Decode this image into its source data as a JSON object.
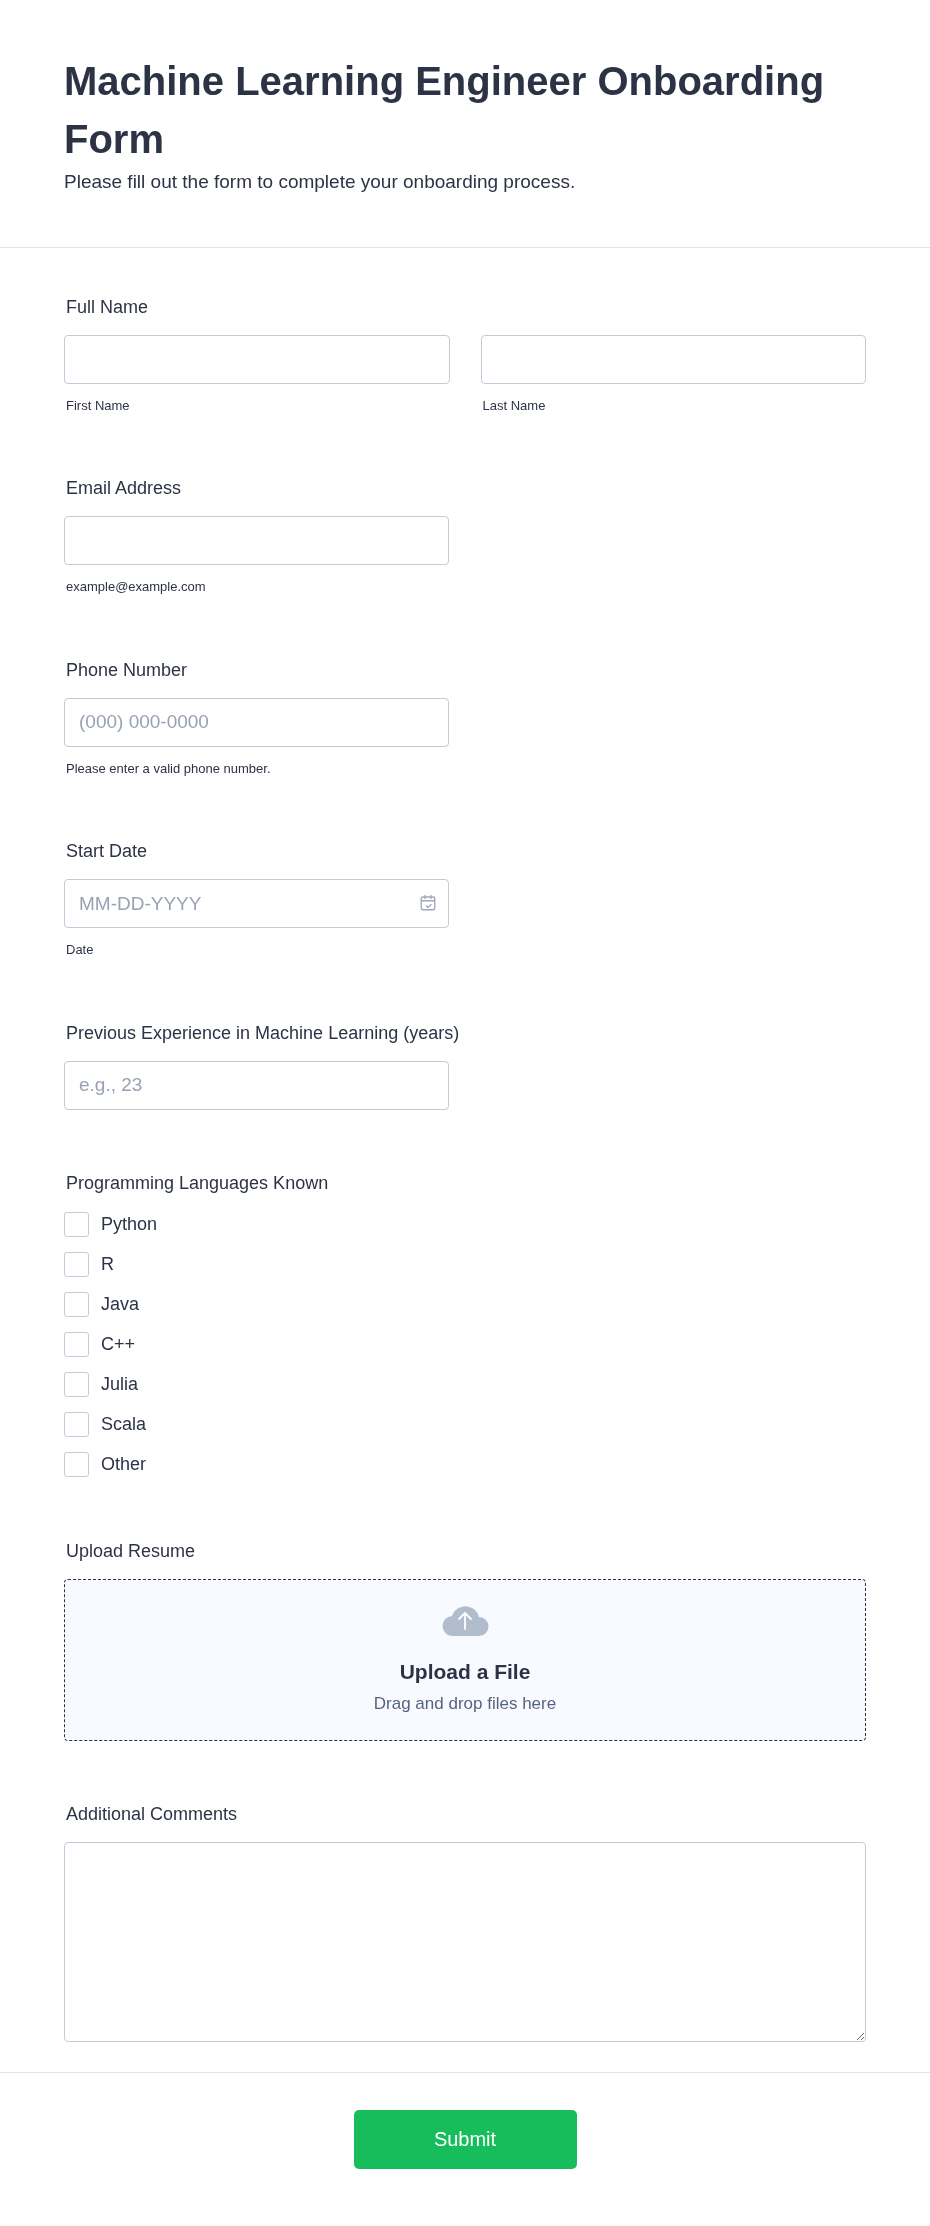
{
  "header": {
    "title": "Machine Learning Engineer Onboarding Form",
    "subtitle": "Please fill out the form to complete your onboarding process."
  },
  "fields": [
    {
      "kind": "name",
      "label": "Full Name",
      "parts": [
        {
          "sublabel": "First Name"
        },
        {
          "sublabel": "Last Name"
        }
      ]
    },
    {
      "kind": "text",
      "label": "Email Address",
      "sublabel": "example@example.com"
    },
    {
      "kind": "text",
      "label": "Phone Number",
      "placeholder": "(000) 000-0000",
      "sublabel": "Please enter a valid phone number."
    },
    {
      "kind": "date",
      "label": "Start Date",
      "placeholder": "MM-DD-YYYY",
      "sublabel": "Date"
    },
    {
      "kind": "text",
      "label": "Previous Experience in Machine Learning (years)",
      "placeholder": "e.g., 23"
    },
    {
      "kind": "checkboxes",
      "label": "Programming Languages Known",
      "options": [
        {
          "label": "Python",
          "checked": false
        },
        {
          "label": "R",
          "checked": false
        },
        {
          "label": "Java",
          "checked": false
        },
        {
          "label": "C++",
          "checked": false
        },
        {
          "label": "Julia",
          "checked": false
        },
        {
          "label": "Scala",
          "checked": false
        },
        {
          "label": "Other",
          "checked": false
        }
      ]
    },
    {
      "kind": "upload",
      "label": "Upload Resume",
      "title": "Upload a File",
      "hint": "Drag and drop files here"
    },
    {
      "kind": "textarea",
      "label": "Additional Comments"
    }
  ],
  "submit": "Submit"
}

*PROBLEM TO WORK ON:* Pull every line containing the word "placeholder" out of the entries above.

*COMPLETED EXERCISE:*
      "placeholder": "(000) 000-0000",
      "placeholder": "MM-DD-YYYY",
      "placeholder": "e.g., 23"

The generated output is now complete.